Using the graphic writing of Izumi Kyoka as a starting point, Professor Bialock’s lecture will explore some of the connections between music, ritual, and geomorphic space in medieval Japan. If Heike can be viewed on one level as historical narrative, its musico-ritual basis may also disclose proto-ecological concerns that were tied to the real and perceived effects of human and natural calamities in a time of protracted war.

Event
Posted : September 13, 2013

Hong Kong film production has a history of over 90 years, as long as that in Mainland China. It shared a lot of similarities with Chinese cinema in the early days in its diverse trends in political commitment as well as in entertainment, in addition to a local interest in producing films in the Cantonese dialect and adaptations from the popular Cantonese opera. But since 1949, after the establishment of the People’s Republic of China, a great number of people, which amounted to a million within a few years, moved from the mainland to Hong Kong. Among the immigrants were a number of film...

Event
Posted : September 13, 2013

Mengxi bitan (Conversations with a Writing Brush) by the 11th-century Chinese scholar Shen Kuo (1031-1095) and writings by several other Chinese writers provide a useful framework within which one can discuss the dialectical relationship between the poisonous and the medicinal, and to examine the curing of the human body as a political metaphor for the governing of a state.
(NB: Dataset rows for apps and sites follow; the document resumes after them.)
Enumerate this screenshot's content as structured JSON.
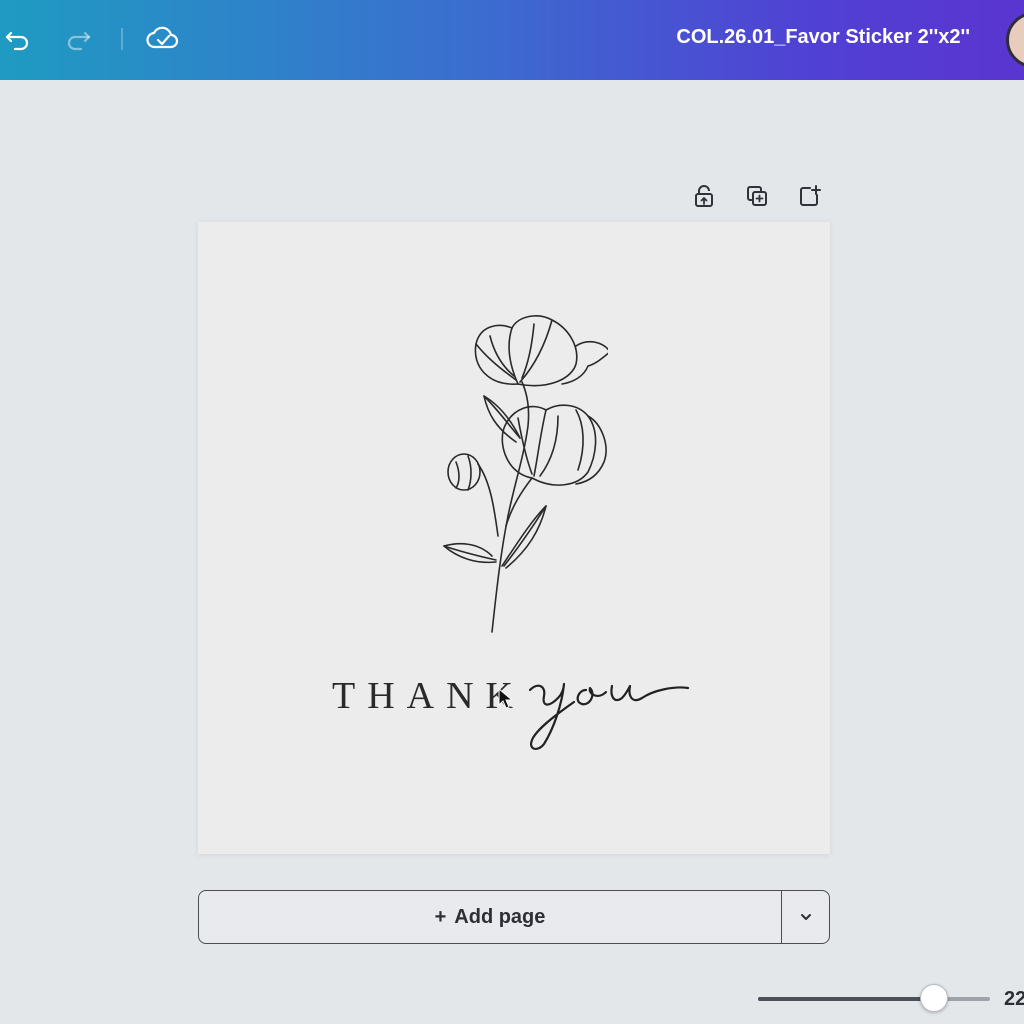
{
  "header": {
    "title": "COL.26.01_Favor Sticker 2''x2''",
    "icons": [
      "undo-icon",
      "redo-icon",
      "cloud-saved-icon"
    ]
  },
  "page_actions": {
    "icons": [
      "lock-icon",
      "duplicate-page-icon",
      "add-page-icon"
    ]
  },
  "design": {
    "text_main": "THANK",
    "text_script": "you"
  },
  "footer": {
    "add_page_label": "Add page",
    "add_page_plus": "+",
    "zoom_value": "22",
    "zoom_fraction": 0.76
  },
  "colors": {
    "header_gradient_start": "#1f9bc2",
    "header_gradient_end": "#5a35d0",
    "canvas_bg": "#e4e7ea",
    "page_bg": "#ececec"
  }
}
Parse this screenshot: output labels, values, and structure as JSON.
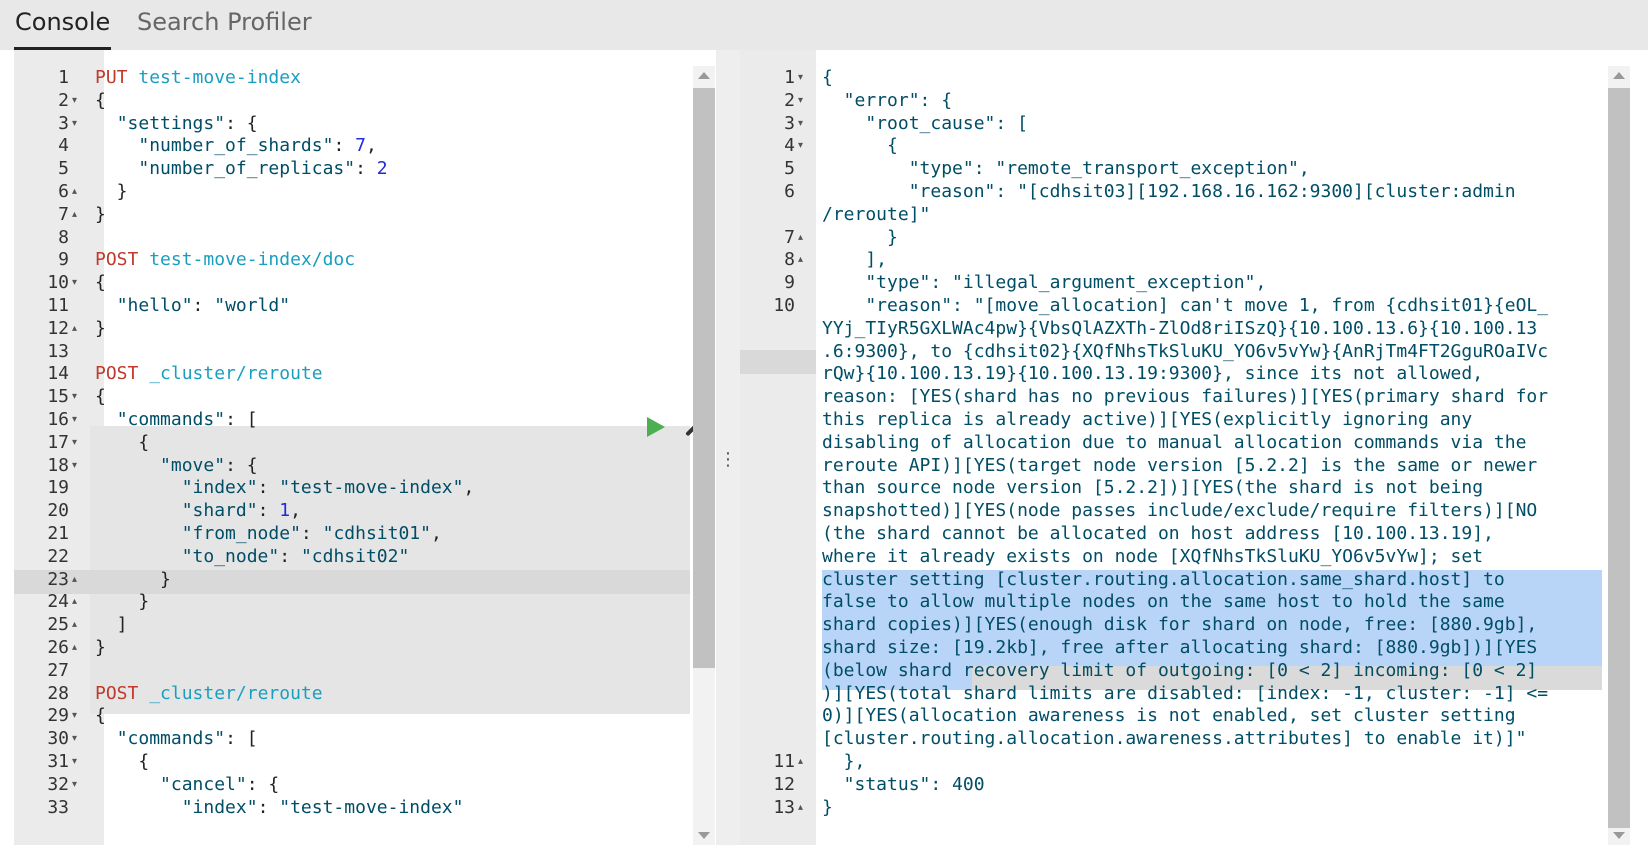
{
  "tabs": [
    {
      "label": "Console",
      "active": true
    },
    {
      "label": "Search Profiler",
      "active": false
    }
  ],
  "request_editor": {
    "lines": [
      {
        "n": "1",
        "fold": "",
        "parts": [
          [
            "method",
            "PUT"
          ],
          [
            "punct",
            " "
          ],
          [
            "url",
            "test-move-index"
          ]
        ]
      },
      {
        "n": "2",
        "fold": "▾",
        "parts": [
          [
            "punct",
            "{"
          ]
        ]
      },
      {
        "n": "3",
        "fold": "▾",
        "parts": [
          [
            "punct",
            "  "
          ],
          [
            "key",
            "\"settings\""
          ],
          [
            "punct",
            ": {"
          ]
        ]
      },
      {
        "n": "4",
        "fold": "",
        "parts": [
          [
            "punct",
            "    "
          ],
          [
            "key",
            "\"number_of_shards\""
          ],
          [
            "punct",
            ": "
          ],
          [
            "num",
            "7"
          ],
          [
            "punct",
            ","
          ]
        ]
      },
      {
        "n": "5",
        "fold": "",
        "parts": [
          [
            "punct",
            "    "
          ],
          [
            "key",
            "\"number_of_replicas\""
          ],
          [
            "punct",
            ": "
          ],
          [
            "num",
            "2"
          ]
        ]
      },
      {
        "n": "6",
        "fold": "▴",
        "parts": [
          [
            "punct",
            "  }"
          ]
        ]
      },
      {
        "n": "7",
        "fold": "▴",
        "parts": [
          [
            "punct",
            "}"
          ]
        ]
      },
      {
        "n": "8",
        "fold": "",
        "parts": []
      },
      {
        "n": "9",
        "fold": "",
        "parts": [
          [
            "method",
            "POST"
          ],
          [
            "punct",
            " "
          ],
          [
            "url",
            "test-move-index/doc"
          ]
        ]
      },
      {
        "n": "10",
        "fold": "▾",
        "parts": [
          [
            "punct",
            "{"
          ]
        ]
      },
      {
        "n": "11",
        "fold": "",
        "parts": [
          [
            "punct",
            "  "
          ],
          [
            "key",
            "\"hello\""
          ],
          [
            "punct",
            ": "
          ],
          [
            "str",
            "\"world\""
          ]
        ]
      },
      {
        "n": "12",
        "fold": "▴",
        "parts": [
          [
            "punct",
            "}"
          ]
        ]
      },
      {
        "n": "13",
        "fold": "",
        "parts": []
      },
      {
        "n": "14",
        "fold": "",
        "parts": [
          [
            "method",
            "POST"
          ],
          [
            "punct",
            " "
          ],
          [
            "url",
            "_cluster/reroute"
          ]
        ]
      },
      {
        "n": "15",
        "fold": "▾",
        "parts": [
          [
            "punct",
            "{"
          ]
        ]
      },
      {
        "n": "16",
        "fold": "▾",
        "parts": [
          [
            "punct",
            "  "
          ],
          [
            "key",
            "\"commands\""
          ],
          [
            "punct",
            ": ["
          ]
        ]
      },
      {
        "n": "17",
        "fold": "▾",
        "parts": [
          [
            "punct",
            "    {"
          ]
        ]
      },
      {
        "n": "18",
        "fold": "▾",
        "parts": [
          [
            "punct",
            "      "
          ],
          [
            "key",
            "\"move\""
          ],
          [
            "punct",
            ": {"
          ]
        ]
      },
      {
        "n": "19",
        "fold": "",
        "parts": [
          [
            "punct",
            "        "
          ],
          [
            "key",
            "\"index\""
          ],
          [
            "punct",
            ": "
          ],
          [
            "str",
            "\"test-move-index\""
          ],
          [
            "punct",
            ","
          ]
        ]
      },
      {
        "n": "20",
        "fold": "",
        "parts": [
          [
            "punct",
            "        "
          ],
          [
            "key",
            "\"shard\""
          ],
          [
            "punct",
            ": "
          ],
          [
            "num",
            "1"
          ],
          [
            "punct",
            ","
          ]
        ]
      },
      {
        "n": "21",
        "fold": "",
        "parts": [
          [
            "punct",
            "        "
          ],
          [
            "key",
            "\"from_node\""
          ],
          [
            "punct",
            ": "
          ],
          [
            "str",
            "\"cdhsit01\""
          ],
          [
            "punct",
            ","
          ]
        ]
      },
      {
        "n": "22",
        "fold": "",
        "parts": [
          [
            "punct",
            "        "
          ],
          [
            "key",
            "\"to_node\""
          ],
          [
            "punct",
            ": "
          ],
          [
            "str",
            "\"cdhsit02\""
          ]
        ]
      },
      {
        "n": "23",
        "fold": "▴",
        "parts": [
          [
            "punct",
            "      }"
          ]
        ]
      },
      {
        "n": "24",
        "fold": "▴",
        "parts": [
          [
            "punct",
            "    }"
          ]
        ]
      },
      {
        "n": "25",
        "fold": "▴",
        "parts": [
          [
            "punct",
            "  ]"
          ]
        ]
      },
      {
        "n": "26",
        "fold": "▴",
        "parts": [
          [
            "punct",
            "}"
          ]
        ]
      },
      {
        "n": "27",
        "fold": "",
        "parts": []
      },
      {
        "n": "28",
        "fold": "",
        "parts": [
          [
            "method",
            "POST"
          ],
          [
            "punct",
            " "
          ],
          [
            "url",
            "_cluster/reroute"
          ]
        ]
      },
      {
        "n": "29",
        "fold": "▾",
        "parts": [
          [
            "punct",
            "{"
          ]
        ]
      },
      {
        "n": "30",
        "fold": "▾",
        "parts": [
          [
            "punct",
            "  "
          ],
          [
            "key",
            "\"commands\""
          ],
          [
            "punct",
            ": ["
          ]
        ]
      },
      {
        "n": "31",
        "fold": "▾",
        "parts": [
          [
            "punct",
            "    {"
          ]
        ]
      },
      {
        "n": "32",
        "fold": "▾",
        "parts": [
          [
            "punct",
            "      "
          ],
          [
            "key",
            "\"cancel\""
          ],
          [
            "punct",
            ": {"
          ]
        ]
      },
      {
        "n": "33",
        "fold": "",
        "parts": [
          [
            "punct",
            "        "
          ],
          [
            "key",
            "\"index\""
          ],
          [
            "punct",
            ": "
          ],
          [
            "str",
            "\"test-move-index\""
          ]
        ]
      }
    ]
  },
  "response_viewer": {
    "lines": [
      {
        "n": "1",
        "fold": "▾",
        "text": "{"
      },
      {
        "n": "2",
        "fold": "▾",
        "text": "  \"error\": {"
      },
      {
        "n": "3",
        "fold": "▾",
        "text": "    \"root_cause\": ["
      },
      {
        "n": "4",
        "fold": "▾",
        "text": "      {"
      },
      {
        "n": "5",
        "fold": "",
        "text": "        \"type\": \"remote_transport_exception\","
      },
      {
        "n": "6",
        "fold": "",
        "text": "        \"reason\": \"[cdhsit03][192.168.16.162:9300][cluster:admin"
      },
      {
        "n": "",
        "fold": "",
        "text": "/reroute]\""
      },
      {
        "n": "7",
        "fold": "▴",
        "text": "      }"
      },
      {
        "n": "8",
        "fold": "▴",
        "text": "    ],"
      },
      {
        "n": "9",
        "fold": "",
        "text": "    \"type\": \"illegal_argument_exception\","
      },
      {
        "n": "10",
        "fold": "",
        "text": "    \"reason\": \"[move_allocation] can't move 1, from {cdhsit01}{eOL_"
      },
      {
        "n": "",
        "fold": "",
        "text": "YYj_TIyR5GXLWAc4pw}{VbsQlAZXTh-ZlOd8riISzQ}{10.100.13.6}{10.100.13"
      },
      {
        "n": "",
        "fold": "",
        "text": ".6:9300}, to {cdhsit02}{XQfNhsTkSluKU_YO6v5vYw}{AnRjTm4FT2GguROaIVc"
      },
      {
        "n": "",
        "fold": "",
        "text": "rQw}{10.100.13.19}{10.100.13.19:9300}, since its not allowed,"
      },
      {
        "n": "",
        "fold": "",
        "text": "reason: [YES(shard has no previous failures)][YES(primary shard for"
      },
      {
        "n": "",
        "fold": "",
        "text": "this replica is already active)][YES(explicitly ignoring any"
      },
      {
        "n": "",
        "fold": "",
        "text": "disabling of allocation due to manual allocation commands via the"
      },
      {
        "n": "",
        "fold": "",
        "text": "reroute API)][YES(target node version [5.2.2] is the same or newer"
      },
      {
        "n": "",
        "fold": "",
        "text": "than source node version [5.2.2])][YES(the shard is not being"
      },
      {
        "n": "",
        "fold": "",
        "text": "snapshotted)][YES(node passes include/exclude/require filters)][NO"
      },
      {
        "n": "",
        "fold": "",
        "text": "(the shard cannot be allocated on host address [10.100.13.19],"
      },
      {
        "n": "",
        "fold": "",
        "text": "where it already exists on node [XQfNhsTkSluKU_YO6v5vYw]; set"
      },
      {
        "n": "",
        "fold": "",
        "text": "cluster setting [cluster.routing.allocation.same_shard.host] to"
      },
      {
        "n": "",
        "fold": "",
        "text": "false to allow multiple nodes on the same host to hold the same"
      },
      {
        "n": "",
        "fold": "",
        "text": "shard copies)][YES(enough disk for shard on node, free: [880.9gb],"
      },
      {
        "n": "",
        "fold": "",
        "text": "shard size: [19.2kb], free after allocating shard: [880.9gb])][YES"
      },
      {
        "n": "",
        "fold": "",
        "text": "(below shard recovery limit of outgoing: [0 < 2] incoming: [0 < 2]"
      },
      {
        "n": "",
        "fold": "",
        "text": ")][YES(total shard limits are disabled: [index: -1, cluster: -1] <="
      },
      {
        "n": "",
        "fold": "",
        "text": "0)][YES(allocation awareness is not enabled, set cluster setting"
      },
      {
        "n": "",
        "fold": "",
        "text": "[cluster.routing.allocation.awareness.attributes] to enable it)]\""
      },
      {
        "n": "11",
        "fold": "▴",
        "text": "  },"
      },
      {
        "n": "12",
        "fold": "",
        "text": "  \"status\": 400"
      },
      {
        "n": "13",
        "fold": "▴",
        "text": "}"
      }
    ]
  },
  "icons": {
    "run": "play-icon",
    "settings": "wrench-icon",
    "divider": "vertical-ellipsis-icon"
  },
  "colors": {
    "method": "#c0392b",
    "url": "#1a9ebf",
    "string": "#004d66",
    "number": "#1f2bd6",
    "selection": "#b8d4f7",
    "run_button": "#4caf50"
  }
}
Medicine, poison, and the body politic thus become appropriate themes for a comparative study that crosses the boundaries of the East and the West and eventually leads to a new reading of Shakespeare’s Romeo and Juliet, in...

Event
Posted : September 13, 2013

The ten oldest wooden buildings in East Asia are in Japan, four of them at the monastery Horyuji. Less well-known and less well-documented than Japan’s buildings of the sixth and seventh centuries are China’s ten earliest wooden buildings, dated late eighth to early tenth century. Even less is known about Korea’s first centuries of Buddhist architecture. This talk explores extant architecture, archaeological evidence, and literary descriptions to determine what we really know about the first centuries of Buddhist architecture in East Asia and if longstanding notions of its major monuments...

Event
Posted : September 13, 2013

Please note this lecture will be in Chinese with English translation provided

Event
Posted : September 13, 2013

In Japan, widely tolerated daytime napping or inemuri is frequently associated with and explained by curtailed nocturnal sleep. In the case of ambitious high school students this takes the form of napping in class after many hours of required nighttime study. In this presentation Dr. Steger will attempt to explain the anthropological and sociological background behind this apparent paradox.

Event
Posted : September 13, 2013

While in other works, Professor Childs has argued that physical coercion (rape) was not as common in the literature of the Japanese court as some scholars suggest, in this lecture she will explore the many and varied ways in which male characters use psychologically coercive strategies in their pursuit of romance. Professor Childs will also discuss the corollary issue of women’s reluctance to accept suitors. While the texts often suggest, and readers commonly assume, that women were focused on finding a man they could trust, she will argue that what many women most deeply desired was ...

Event
Posted : September 13, 2013

This lecture will examine a series of ideological conversions (tenkô)that the critic Kamei Katsuichirô (1907-1966) went through from the late 1920s.

Event
Posted : September 13, 2013

This lecture will look at three categories of Chinese writers and their relationships with the Communist Party: the state-sanctioned writers who both legitimize, and benefit from, the political system; the dissident writers who, in refusing to toe the line, face isolation and imprisonment; and finally, the exile writers who escaped to the West but continue to write about political themes. Please note this lecture will be in Mandarin Chinese.

Pages

Subscribe to CEAS Colloquium Series